It was a profound statement about the importance of public art when white supremacists marched on Charlottesville, North Carolina last year in the now-infamous Unite the Right rally.
White nationalist groups overran the city of Charlottesville in response to the removal of a statue valorizing the confederate general Robert. E. Lee. Although they were guided by hate and ignorance, there was one thing they understood very clearly: public art matters. In the decades following the Civil War, many states erected statues to celebrate the Confederacy as a way to romanticize a shameful past. This is the power of public art. It shapes the way we look at history, the present, and the future.
The influence of public art came into sharp focus again when San Jose’s oldest mural depicting Chicano history, Mural de La Raza, was painted over in the middle of the night by the new owners of what used to be the Payless Shoes building on Story Road. The Mural de La Raza was an important nod to a real history that is often untold in our community.
Unfortunately, the loss of Mural de La Raza is not an isolated incident. Other murals that depict the history, culture, and identity of East San Jose’s residents have been painted over, including the Mexicatlan mural formerly on Sunset Avenue. The timing of this cultural erasure is not lost on the people of the Eastside. Other assaults on the neighborhood’s gathering spaces and businesses continue as the churn of gentrification and displacement reaches our region. The loss of our community’s public art — our murals — is a direct message that those who live here do not matter.
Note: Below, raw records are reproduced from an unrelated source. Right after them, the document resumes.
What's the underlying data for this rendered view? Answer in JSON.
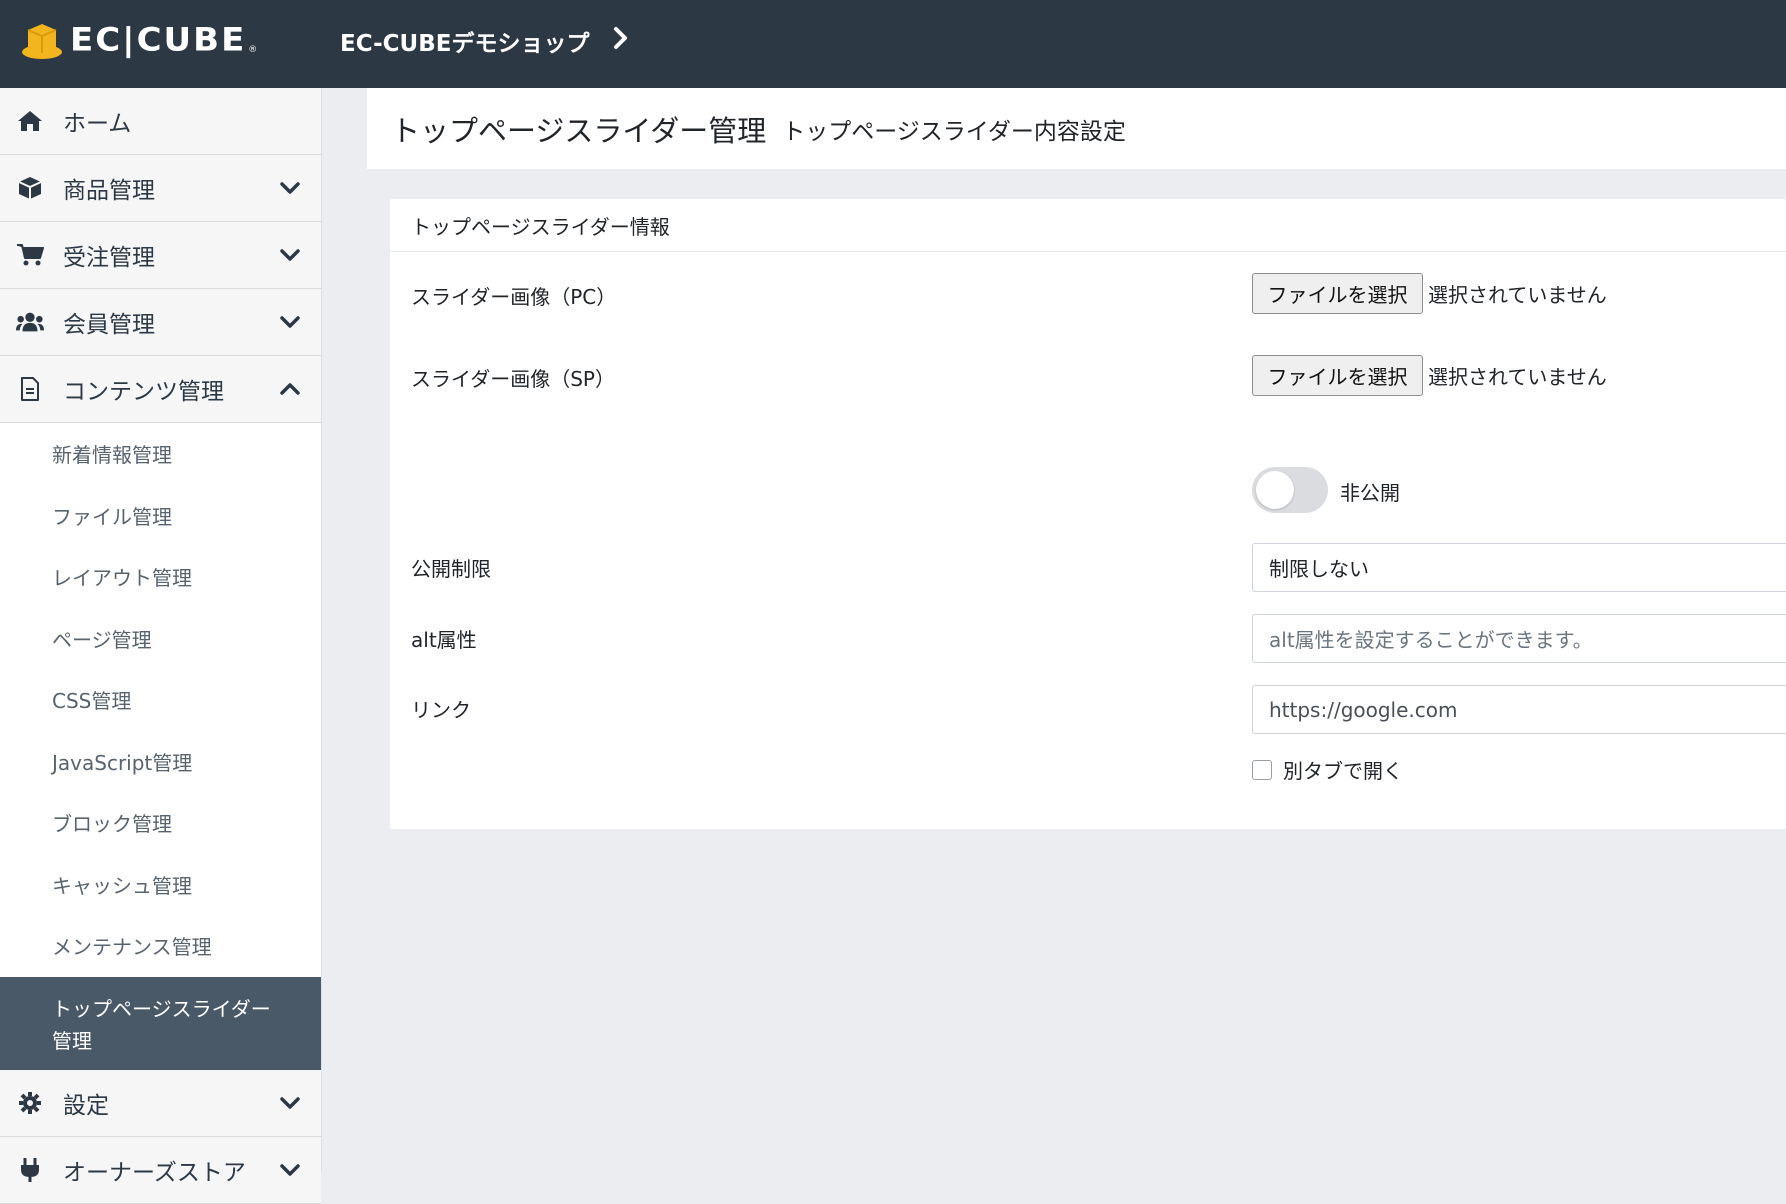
{
  "header": {
    "logo_text": "EC|CUBE",
    "logo_mark": "®",
    "shop_name": "EC-CUBEデモショップ"
  },
  "sidebar": {
    "items": [
      {
        "label": "ホーム",
        "icon": "home-icon"
      },
      {
        "label": "商品管理",
        "icon": "box-icon"
      },
      {
        "label": "受注管理",
        "icon": "cart-icon"
      },
      {
        "label": "会員管理",
        "icon": "users-icon"
      },
      {
        "label": "コンテンツ管理",
        "icon": "file-icon"
      },
      {
        "label": "設定",
        "icon": "gear-icon"
      },
      {
        "label": "オーナーズストア",
        "icon": "plug-icon"
      }
    ],
    "content_sub": [
      "新着情報管理",
      "ファイル管理",
      "レイアウト管理",
      "ページ管理",
      "CSS管理",
      "JavaScript管理",
      "ブロック管理",
      "キャッシュ管理",
      "メンテナンス管理"
    ],
    "active_line1": "トップページスライダー",
    "active_line2": "管理"
  },
  "page": {
    "title": "トップページスライダー管理",
    "subtitle": "トップページスライダー内容設定"
  },
  "card": {
    "header": "トップページスライダー情報",
    "pc_label": "スライダー画像（PC）",
    "sp_label": "スライダー画像（SP）",
    "file_button": "ファイルを選択",
    "file_status": "選択されていません",
    "toggle_label": "非公開",
    "toggle_on": false,
    "restriction_label": "公開制限",
    "restriction_value": "制限しない",
    "alt_label": "alt属性",
    "alt_placeholder": "alt属性を設定することができます。",
    "link_label": "リンク",
    "link_value": "https://google.com",
    "new_tab_label": "別タブで開く",
    "new_tab_checked": false
  },
  "colors": {
    "header_bg": "#2d3845",
    "sidebar_bg": "#f6f6f7",
    "active_bg": "#4a5968",
    "page_bg": "#ebedf0",
    "logo_gold": "#f2b51e"
  }
}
Despite these challenges, East San Jose — and in particular the Mayfair neighborhood — has a strong legacy of community organizing. Built in 1999, the Mexican Heritage Plaza – the home of the School of Arts and Culture – stands on sacred ground. It is the site of one of the first grocery store boycotts for farmworkers’ rights organized by César Chavez in the 1960s. In keeping with that legacy and spirit, a group of young activists, Jovenes Activios of SOMOS Mayfair, are fighting for their cultural identity to remain reflected in the neighborhood where they live.
To help support their efforts to combat cultural displacement, the School of Arts and Culture secured over $200,000 in funding from the California Arts Council and the National Endowment for the Arts to work with Jovenes Activos and Local Color to realize a youth-driven public art vision for our community. The grant funds will be used to empower Jovenes Activos to create two new murals over the next 24 months as well as an installation exhibit inside San Jose City Hall.
Mentors from Local Color, a woman-led and operated nonprofit whose goal is to preserve, retain, and maintain San Jose’s creativity and culture, will coach the Jovenes Activos youth through the mural-making process from conception to execution. The goal is to build public art know-how in the community itself. This initiative is in line with the School of Arts and Culture’s mission to catalyze creativity and empower our community.
Demone Carter is the Senior Program Manager with the School of Arts and Culture, a creative and cultural hub in East San Jose. He is also an arts advocate, rapper and host of the DAD BOD RAP POD.